So now I'm proctoring the Federal Jurisdiction exam, and, yay!, there's WiFi. In fact there's a nice little Apple AirPort router in view. I don't know why, in a school that did all it could to freeze out Mac users, they have Apple routers. You'd think the University of Wisconsin would be a hotbed of Mac rebels, but in fact, cooler minds prevailed and long ago decided the future was non-Mac, and the chance for computer happiness was blown. I got my first computer in 1984 or 85--right at the time of the famous Mac 1984 commercial. You'd think that would have impressed people around here. Was the main concern money or was it the old buzzword "compatibility"? I've been offered various computers over the years to switch, and they managed to get everyone else to resist Mac or give it up, but they didn't get me. I am the lone Mac holdout here in the school (though a number of people here have gotten Macs at home). I had a Mac back when there was no hard drive and you had to have a big external disc drive.

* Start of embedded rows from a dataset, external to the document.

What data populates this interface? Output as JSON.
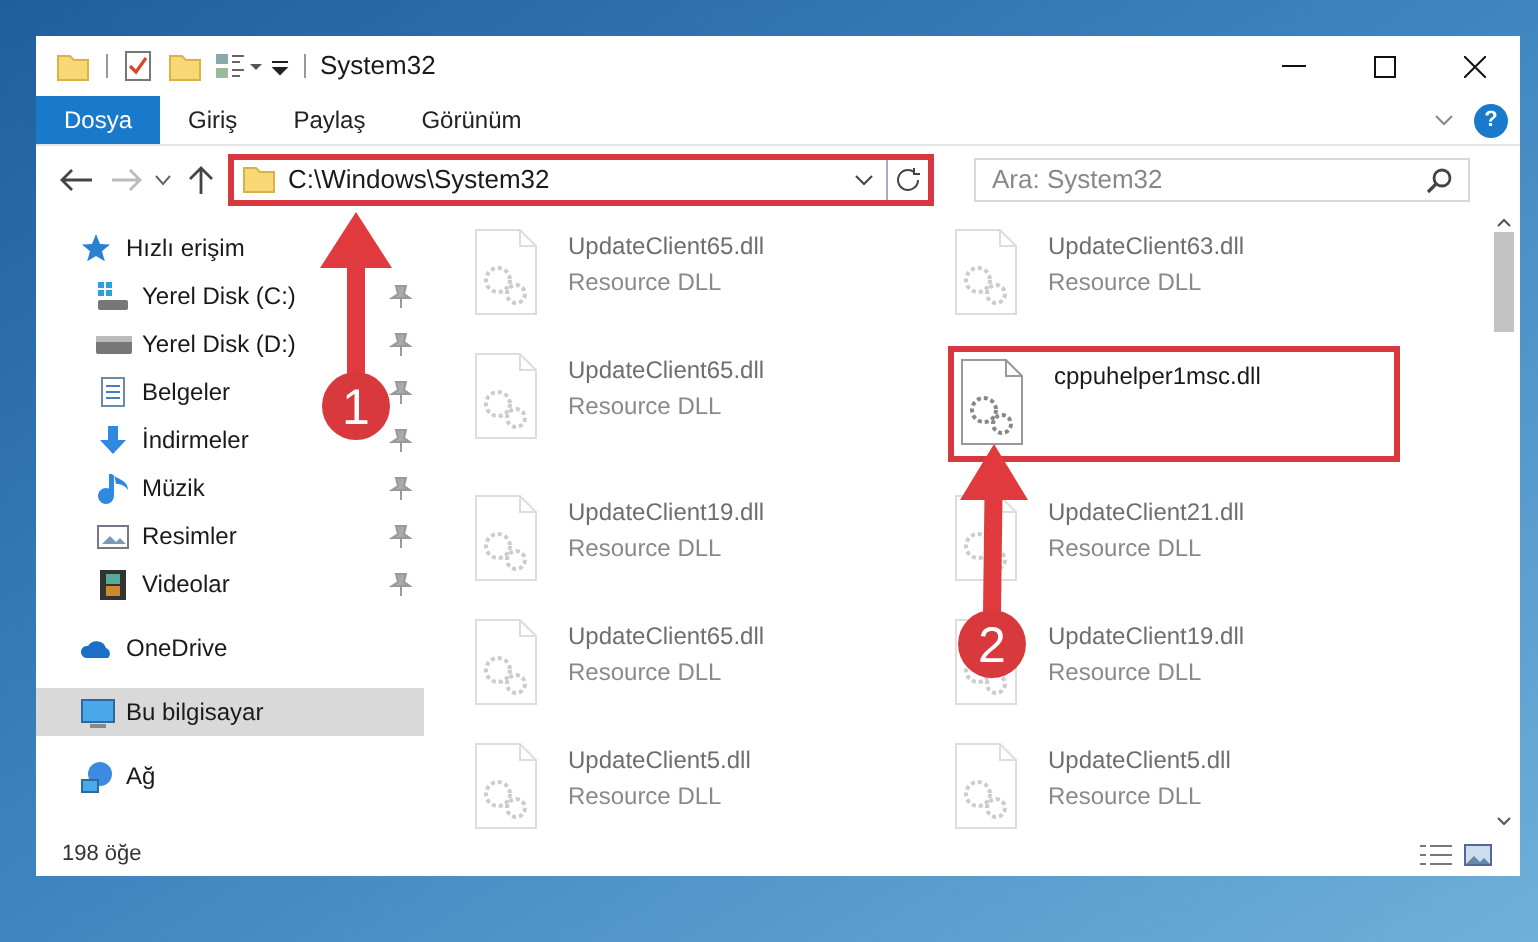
{
  "window": {
    "title": "System32"
  },
  "ribbon_tabs": [
    {
      "label": "Dosya",
      "selected": true
    },
    {
      "label": "Giriş",
      "selected": false
    },
    {
      "label": "Paylaş",
      "selected": false
    },
    {
      "label": "Görünüm",
      "selected": false
    }
  ],
  "help_button": {
    "label": "?"
  },
  "address_bar": {
    "path": "C:\\Windows\\System32",
    "highlighted": true
  },
  "search": {
    "placeholder": "Ara: System32"
  },
  "sidebar": {
    "items": [
      {
        "label": "Hızlı erişim",
        "kind": "star",
        "selected": false,
        "children": [
          {
            "label": "Yerel Disk (C:)",
            "kind": "system-drive",
            "pinned": true
          },
          {
            "label": "Yerel Disk (D:)",
            "kind": "drive",
            "pinned": true
          },
          {
            "label": "Belgeler",
            "kind": "document",
            "pinned": true
          },
          {
            "label": "İndirmeler",
            "kind": "download",
            "pinned": true
          },
          {
            "label": "Müzik",
            "kind": "music",
            "pinned": true
          },
          {
            "label": "Resimler",
            "kind": "image",
            "pinned": true
          },
          {
            "label": "Videolar",
            "kind": "film",
            "pinned": true
          }
        ]
      },
      {
        "label": "OneDrive",
        "kind": "cloud",
        "selected": false
      },
      {
        "label": "Bu bilgisayar",
        "kind": "computer",
        "selected": true
      },
      {
        "label": "Ağ",
        "kind": "network",
        "selected": false
      }
    ]
  },
  "files": [
    {
      "name": "UpdateClient65.dll",
      "type": "Resource DLL",
      "faded": true,
      "highlighted": false
    },
    {
      "name": "UpdateClient63.dll",
      "type": "Resource DLL",
      "faded": true,
      "highlighted": false
    },
    {
      "name": "UpdateClient65.dll",
      "type": "Resource DLL",
      "faded": true,
      "highlighted": false
    },
    {
      "name": "cppuhelper1msc.dll",
      "faded": false,
      "highlighted": true
    },
    {
      "name": "UpdateClient19.dll",
      "type": "Resource DLL",
      "faded": true,
      "highlighted": false
    },
    {
      "name": "UpdateClient21.dll",
      "type": "Resource DLL",
      "faded": true,
      "highlighted": false
    },
    {
      "name": "UpdateClient65.dll",
      "type": "Resource DLL",
      "faded": true,
      "highlighted": false
    },
    {
      "name": "UpdateClient19.dll",
      "type": "Resource DLL",
      "faded": true,
      "highlighted": false
    },
    {
      "name": "UpdateClient5.dll",
      "type": "Resource DLL",
      "faded": true,
      "highlighted": false
    },
    {
      "name": "UpdateClient5.dll",
      "type": "Resource DLL",
      "faded": true,
      "highlighted": false
    }
  ],
  "status_bar": {
    "count": "198 öğe"
  },
  "annotations": [
    {
      "label": "1"
    },
    {
      "label": "2"
    }
  ]
}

I used Microsoft Word (replacing MacWrite because MacWrite didn't do footnotes) back before it hit version 2.0. I think it was maybe 1.5 when I started. Of course, you could fit Word on a single-sided disc that had room left for your documents, then. And the system fit on the other disc that you put in the internal drive. I've had many Macs over the years. I've lost count. (10?) One old one I kept was the first Classic that came with a hard drive. How wonderful it seemed then to have a hard drive. Getting a hard drive and a laser printer in 1991 was a real breakthrough in convenience. The only comparable hardware experience since then: setting up the laptop in a café with WiFi, downloading digital photos into iPhoto, and importing them into the blog.

Okay, so you've established that there is WiFi in the exam room. Next topic? We've been given the nicest room in the Law School for the exam. It is the trial courtroom, a quarter of which is a gallery with three long rows of seating so it can be used as a classroom. One student has chosen to sit in the jury box. I'm sitting at one of the lawyers' tables. There is a big wall of windows looking out on Bascom Mall. I'd take a picture and post it here, but that would intrude on the students, who are hard at work. So I'll just say, it's a lovely day, the rows of trees that line the hill are in full spring green, and the banner poles have red and white banners with "W" logos on them, and the banners are flapping in the breeze. We are one hour into the three hour exam. The wall of windows behind the students makes a cheerful atmosphere, as exam atmospheres go. Good light for writing and reading. And an ideal view for the teacher, who faces the windows.

Well, what are the students consuming this time? As on the previous exam, water is by far the most popular drink. This group, which is much smaller than the Conlaw group, with only 16 students, seems to favor personal container water slightly over the bottled water that held first place on the Conlaw students sippable liquids list (scroll down). The only other drink is coffee. A surprising number of students are taking the exam in the "classic" mode: nothing to eat or drink. Personally, I've got a cup of coffee in a green cup, but by now the coffee is completely cold. I drink it anyway.

Only 16 students took Federal Jurisdiction? Yes! Shocking, isn't it? This is the only section of the course offered all year, and only 16 students, the smallest FedJur class ever for me, I think. Too bad! But it will be easier to do the grading ...